The Protection of Wild Mammals (Scotland) Act 2002 prohibits hunting wild mammals with dogs, but has several exceptions that have been exploited over the years by hunting parties across Scotland. Inconsistent language, a lack of clarity, and an onerous burden of proof have also made enforcement by the authorities difficult. In practice, hunts have continued to meet regularly, under the guise of flushing foxes to guns for supposed population control.
OneKind Director, Bob Elliot, said:
“We are extremely glad to see this Bill, which is much needed and long overdue. We cannot quite believe that it has taken 20 years to have the prospect of a real fox hunting ban; we should have had one in 2002.
“A real ban on fox hunting is something that the Scottish people overwhelmingly support, and many are surprised that this cruel pastime has not yet been consigned to the history books.
“This new Bill will address the main deficiencies in the current fox hunting legislation, which is something OneKind has long been calling for. It will clarify the language and impose a limit of two dogs for any excepted activities, which should effectively end hunting with a pack of hounds. This is very welcome news indeed.
“However, we do not believe a licensing scheme to allow the use of more than two dogs in certain circumstances is justified.

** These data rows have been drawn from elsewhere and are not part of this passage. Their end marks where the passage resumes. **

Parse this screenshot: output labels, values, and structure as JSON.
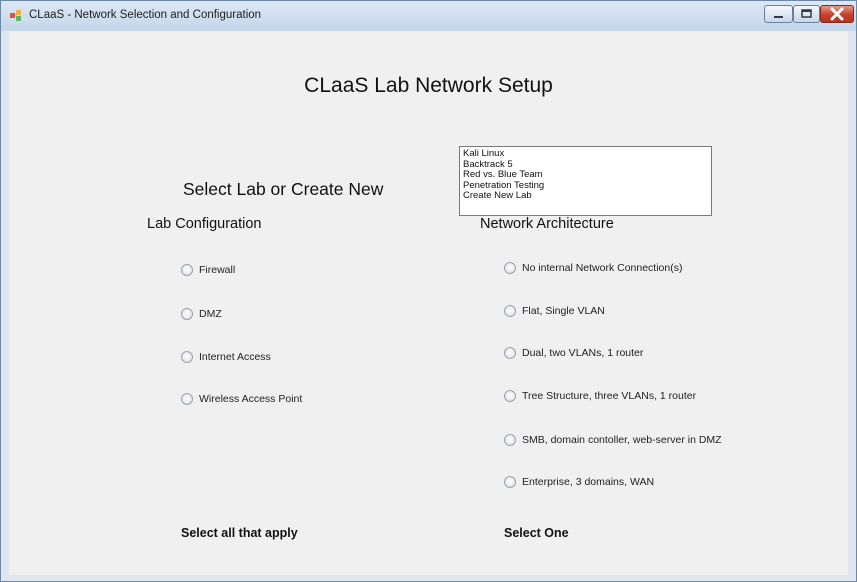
{
  "window": {
    "title": "CLaaS - Network Selection and Configuration",
    "icon": "app-icon"
  },
  "heading": "CLaaS Lab Network Setup",
  "lab_select": {
    "label": "Select Lab or Create New",
    "items": [
      "Kali Linux",
      "Backtrack 5",
      "Red vs. Blue Team",
      "Penetration Testing",
      "Create New Lab"
    ]
  },
  "lab_config": {
    "title": "Lab Configuration",
    "options": [
      "Firewall",
      "DMZ",
      "Internet Access",
      "Wireless Access Point"
    ],
    "footer": "Select all that apply"
  },
  "network": {
    "title": "Network Architecture",
    "options": [
      "No internal Network Connection(s)",
      "Flat, Single VLAN",
      "Dual, two VLANs, 1 router",
      "Tree Structure, three VLANs, 1 router",
      "SMB, domain contoller, web-server in DMZ",
      "Enterprise, 3 domains, WAN"
    ],
    "footer": "Select One"
  },
  "colors": {
    "title_bar": "#c9daee",
    "client_bg": "#f0f0f0",
    "close_button": "#c4412a"
  }
}
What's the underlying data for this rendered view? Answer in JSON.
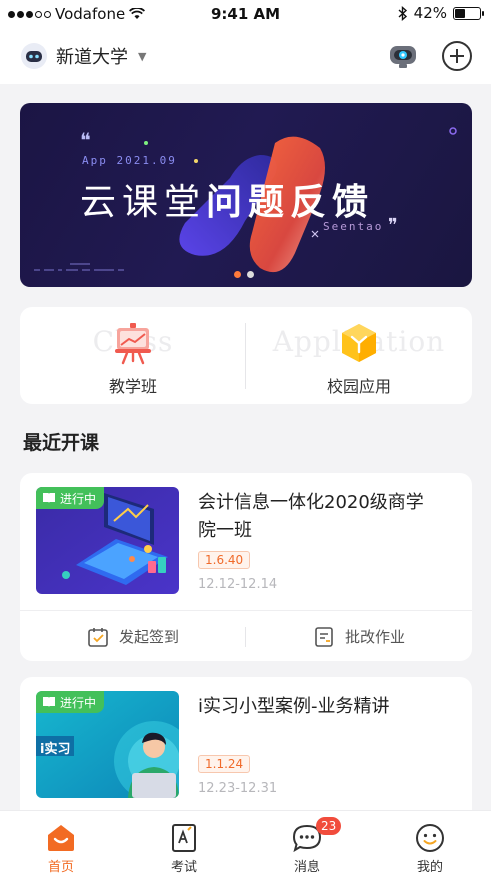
{
  "status_bar": {
    "carrier": "Vodafone",
    "time": "9:41 AM",
    "battery": "42%",
    "battery_level": 0.42
  },
  "header": {
    "school_name": "新道大学",
    "scan_icon": "robot-camera-icon",
    "add_icon": "plus-circle-icon"
  },
  "banner": {
    "subtitle": "App 2021.09",
    "title_light": "云课堂",
    "title_bold": "问题反馈",
    "brand": "Seentao",
    "active_index": 0,
    "slide_count": 2
  },
  "quick_entries": [
    {
      "label": "教学班",
      "watermark": "Class",
      "icon": "presentation-board-icon",
      "color": "#f05a4f"
    },
    {
      "label": "校园应用",
      "watermark": "Application",
      "icon": "cube-icon",
      "color": "#ffb300"
    }
  ],
  "recent_section": {
    "title": "最近开课"
  },
  "courses": [
    {
      "status": "进行中",
      "title": "会计信息一体化2020级商学院一班",
      "version": "1.6.40",
      "dates": "12.12-12.14",
      "actions": [
        {
          "label": "发起签到",
          "icon": "check-in-icon"
        },
        {
          "label": "批改作业",
          "icon": "grade-homework-icon"
        }
      ]
    },
    {
      "status": "进行中",
      "title": "i实习小型案例-业务精讲",
      "thumb_text": "i实习",
      "version": "1.1.24",
      "dates": "12.23-12.31"
    }
  ],
  "tabs": [
    {
      "label": "首页",
      "icon": "home-icon",
      "active": true
    },
    {
      "label": "考试",
      "icon": "exam-icon",
      "active": false
    },
    {
      "label": "消息",
      "icon": "message-icon",
      "active": false,
      "badge": "23"
    },
    {
      "label": "我的",
      "icon": "profile-smile-icon",
      "active": false
    }
  ],
  "colors": {
    "accent": "#f26b23",
    "status_green": "#43c05a",
    "badge_red": "#f14c3c"
  }
}
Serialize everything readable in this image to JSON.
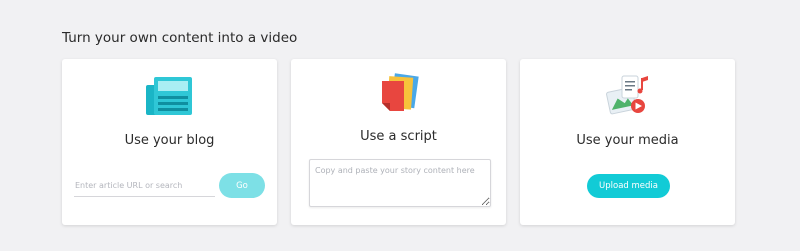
{
  "section_title": "Turn your own content into a video",
  "cards": {
    "blog": {
      "icon": "newspaper-icon",
      "label": "Use your blog",
      "url_input_placeholder": "Enter article URL or search",
      "url_input_value": "",
      "go_label": "Go"
    },
    "script": {
      "icon": "script-pages-icon",
      "label": "Use a script",
      "textarea_placeholder": "Copy and paste your story content here",
      "textarea_value": ""
    },
    "media": {
      "icon": "media-collage-icon",
      "label": "Use your media",
      "upload_label": "Upload media"
    }
  },
  "colors": {
    "page_background": "#f1f1f3",
    "card_background": "#ffffff",
    "accent": "#12cbd6",
    "accent_light": "#7de0e6"
  }
}
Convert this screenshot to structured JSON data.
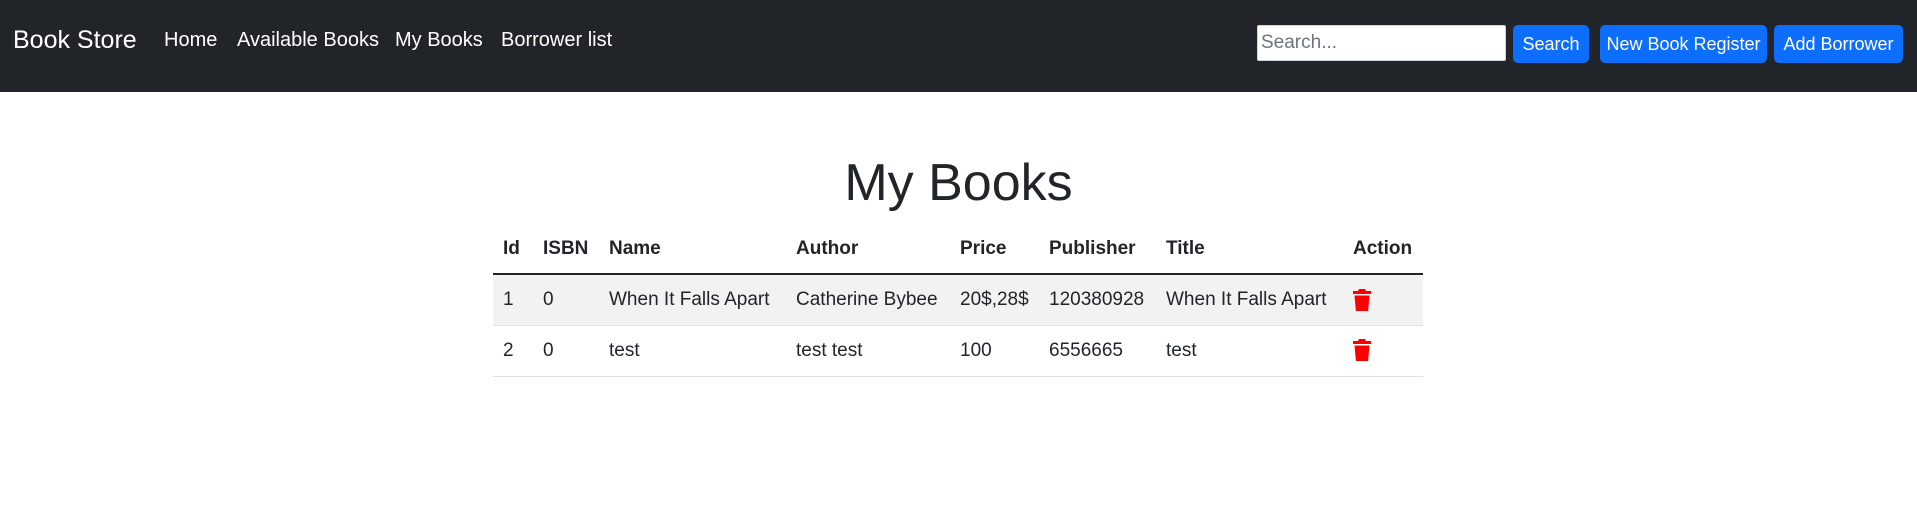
{
  "navbar": {
    "brand": "Book Store",
    "links": [
      "Home",
      "Available Books",
      "My Books",
      "Borrower list"
    ],
    "search": {
      "placeholder": "Search...",
      "value": ""
    },
    "search_button": "Search",
    "new_book_button": "New Book Register",
    "add_borrower_button": "Add Borrower"
  },
  "main": {
    "title": "My Books",
    "table": {
      "headers": [
        "Id",
        "ISBN",
        "Name",
        "Author",
        "Price",
        "Publisher",
        "Title",
        "Action"
      ],
      "rows": [
        [
          "1",
          "0",
          "When It Falls Apart",
          "Catherine Bybee",
          "20$,28$",
          "120380928",
          "When It Falls Apart"
        ],
        [
          "2",
          "0",
          "test",
          "test test",
          "100",
          "6556665",
          "test"
        ]
      ]
    },
    "action_icon": "trash-icon"
  },
  "colors": {
    "navbar_bg": "#212529",
    "primary_button": "#0d6efd",
    "delete_icon": "#ff0000",
    "striped_row": "#f2f2f2"
  }
}
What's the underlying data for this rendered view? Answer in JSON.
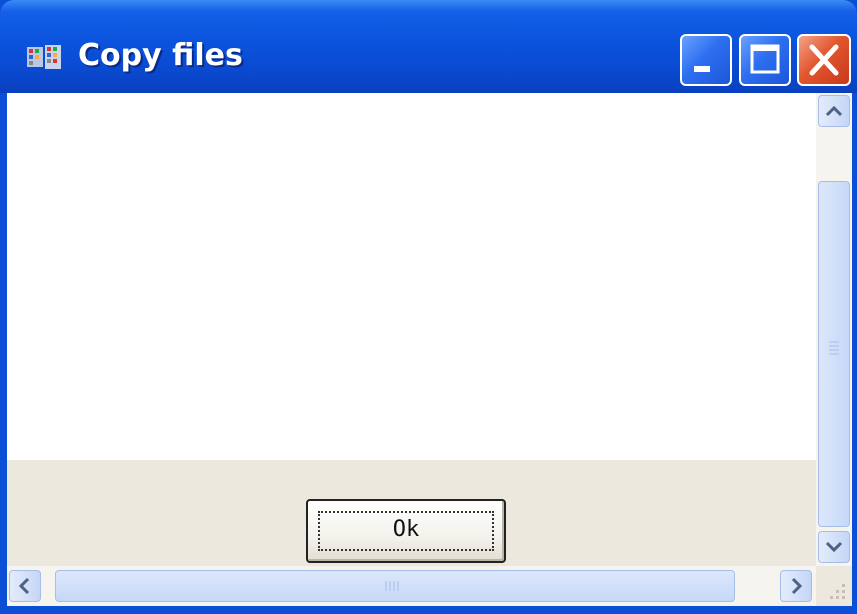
{
  "window": {
    "title": "Copy files",
    "title_icon": "copy-files-app-icon",
    "controls": {
      "minimize_icon": "minimize-icon",
      "maximize_icon": "maximize-icon",
      "close_icon": "close-icon"
    }
  },
  "dialog": {
    "ok_label": "Ok"
  },
  "scrollbars": {
    "vertical": {
      "up_icon": "chevron-up-icon",
      "down_icon": "chevron-down-icon"
    },
    "horizontal": {
      "left_icon": "chevron-left-icon",
      "right_icon": "chevron-right-icon"
    }
  },
  "colors": {
    "titlebar": "#0b53dc",
    "close_button": "#e2562e",
    "panel": "#ede8dd",
    "scrollbar_thumb": "#c6d8f7"
  }
}
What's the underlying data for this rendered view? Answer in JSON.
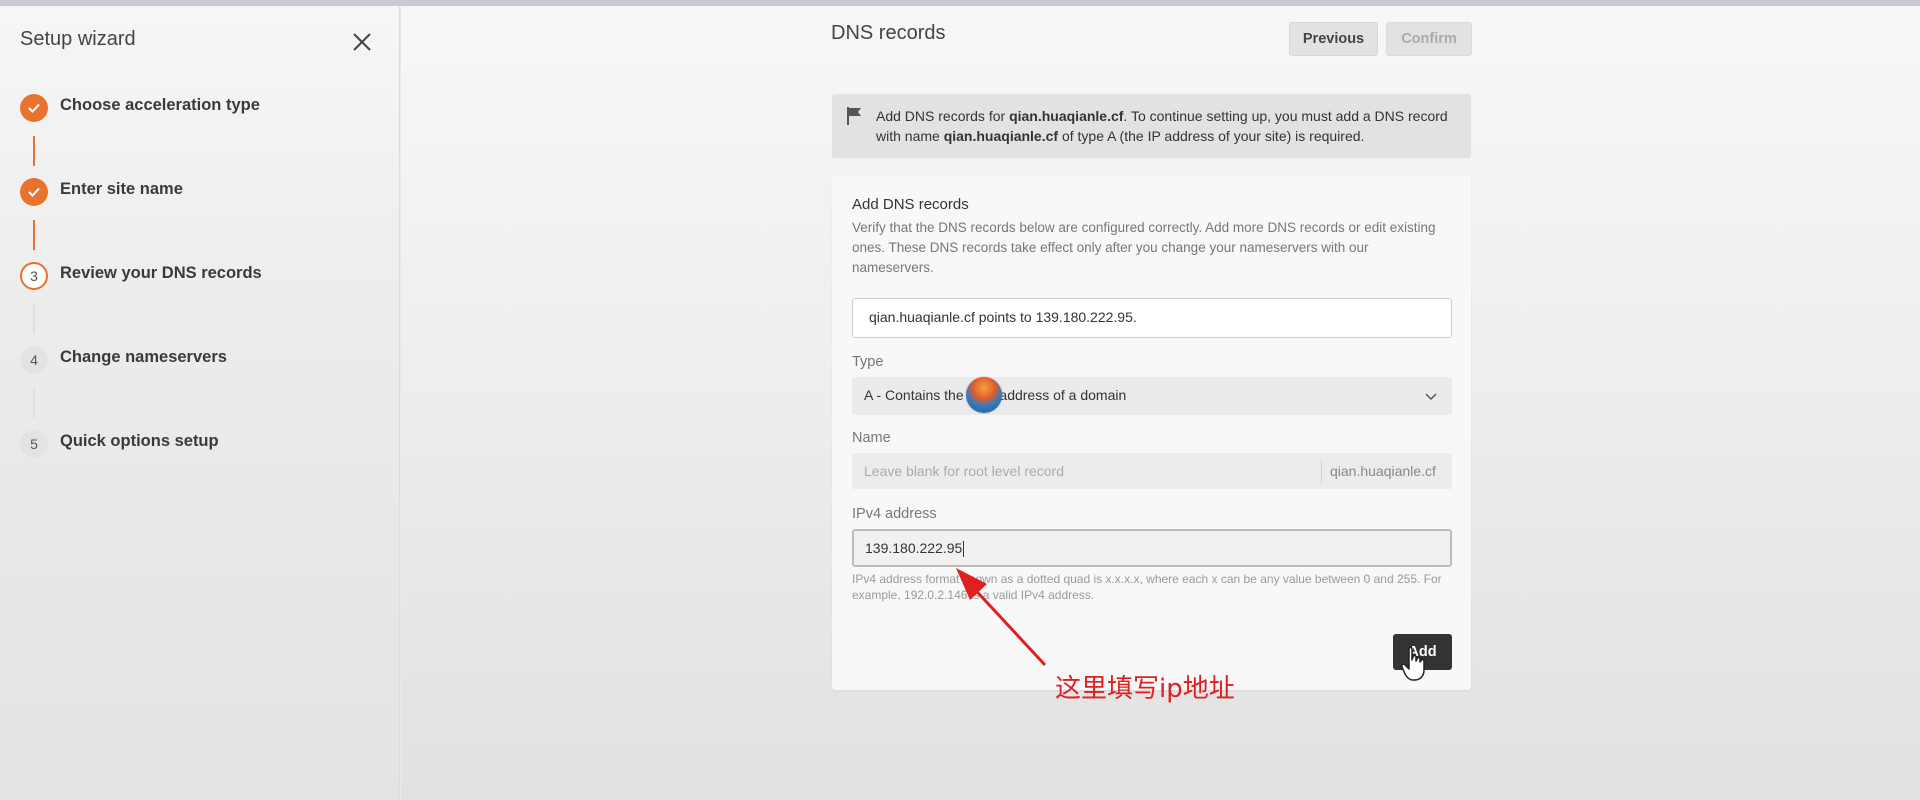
{
  "sidebar": {
    "title": "Setup wizard",
    "steps": [
      {
        "number": "1",
        "label": "Choose acceleration type",
        "status": "done"
      },
      {
        "number": "2",
        "label": "Enter site name",
        "status": "done"
      },
      {
        "number": "3",
        "label": "Review your DNS records",
        "status": "active"
      },
      {
        "number": "4",
        "label": "Change nameservers",
        "status": "todo"
      },
      {
        "number": "5",
        "label": "Quick options setup",
        "status": "todo"
      }
    ]
  },
  "header": {
    "title": "DNS records",
    "previous_label": "Previous",
    "confirm_label": "Confirm"
  },
  "notice": {
    "part1": "Add DNS records for ",
    "domain1": "qian.huaqianle.cf",
    "part2": ". To continue setting up, you must add a DNS record with name ",
    "domain2": "qian.huaqianle.cf",
    "part3": " of type A (the IP address of your site) is required."
  },
  "card": {
    "title": "Add DNS records",
    "description": "Verify that the DNS records below are configured correctly. Add more DNS records or edit existing ones. These DNS records take effect only after you change your nameservers with our nameservers.",
    "points_to": "qian.huaqianle.cf points to 139.180.222.95.",
    "type_label": "Type",
    "type_value": "A - Contains the IPv4 address of a domain",
    "name_label": "Name",
    "name_placeholder": "Leave blank for root level record",
    "name_suffix": "qian.huaqianle.cf",
    "ipv4_label": "IPv4 address",
    "ipv4_value": "139.180.222.95",
    "ipv4_hint": "IPv4 address format known as a dotted quad is x.x.x.x, where each x can be any value between 0 and 255. For example, 192.0.2.146 is a valid IPv4 address.",
    "add_label": "Add"
  },
  "annotation": {
    "text": "这里填写ip地址",
    "color": "#e02020"
  },
  "colors": {
    "accent": "#e9722e",
    "button_dark": "#333333"
  },
  "icons": [
    "close-icon",
    "check-icon",
    "flag-icon",
    "chevron-down-icon",
    "hand-cursor-icon"
  ]
}
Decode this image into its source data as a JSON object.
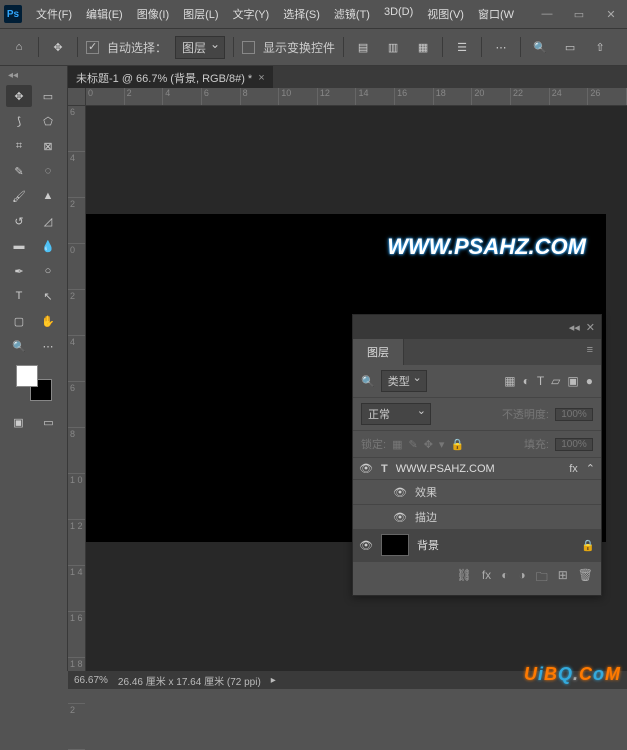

We are also dismayed to see an exception to allow the use of two dogs to ‘provide quarry for falconry, game shooting or deer stalking’. There should be no exceptions at all to the ban on hunting wild mammals with dogs, but if exceptions are to continue, then they must be reserved for extraordinary circumstances and only the use of two dogs should be permitted.”
OneKind also welcomes provisions within the Bill to ban trail hunting and expand the definition of wild mammal to include rabbits and some rodents, who are currently excluded.
On references to fox hunting as a form of ‘pest’ control, Bob said:
“It is encouraging to see that the new Bill does not contain any reference to ‘pest’ control. Words like ‘pest’ and ‘vermin’ should be banished from our vocabulary when discussing wild animals. It is unacceptable in a modern and compassionate society to vilify certain animals depending on their species. In cases where there is conflict between humans and other animals, the 7 principles of ethical wildlife control should be followed.”